Mr Lee was named by the New York Times earlier this year as the chief suspect in the alleged theft of nuclear secrets from the US National Laboratory at Los Alamos over the past 20 years. The stolen secrets were believed to include the computer blueprint for a miniaturised nuclear warhead, the W-88, which the Chinese appeared to have replicated.
Mr Lee was first suspended, and then dismissed, from his post in the top-secret nuclear weapons design department, but was not charged until yesterday. Before he lost his job, he had taken, and failed, two lie detector tests and been described by FBI agents who questioned him as uncooperative and obstructive. He and his wife had also taken trips to China.

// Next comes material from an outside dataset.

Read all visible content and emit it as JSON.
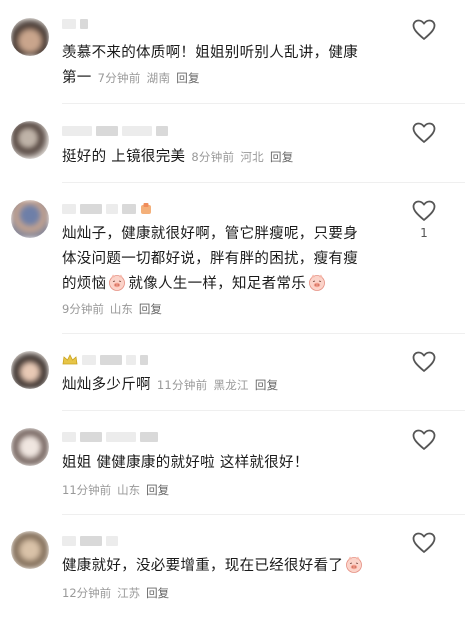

The allegations came to light in the course of a US Congressional investigation into claims that China had succeeded in penetrating US nuclear security. While the report, compiled by Representative Christopher Cox, focused on security at the Los Alamos laboratory and singled out Wen Ho Lee as the likely culprit, Mr Lee himself has consistently protested his innocence.
He has admitted transferring top-secret files from his high-security computer to a less secure computer in his office, but says that this was a common practice. He has categorically denied passing information to China, and says that the trips he made to China were all cleared by the authorities at the laboratory.His lawyer has argued on his behalf that, as the only Asian in his department, he was unfairly targeted by the investigation.
A series of subsequent investigations, including one commissioned by the White House, cast doubt on the allegations and found that Wen Ho Lee's department was not the only repository of the information allegedly stolen by China.
The precise nature of the charges against Mr Lee was not divulged yesterday. But if, as it appears, they are restricted to the mishandling of classified information - however valuable - prosecutors could find it hard to obtain a conviction.
A former head of the CIA, John Deutch, lost his security clearance this summer after he admitted removing classified and highly sensitive files from his office computer and taking them home. He was subject to a severe reprimand, but was not prosecuted.
The case of Wen Ho Lee has opened wide political divisions in the United States. Some believe that he is the most dangerous spy since the Cold War. Others, including Americans of Asian origin, fear that he is the victim of a politically and racially inspired witch-hunt.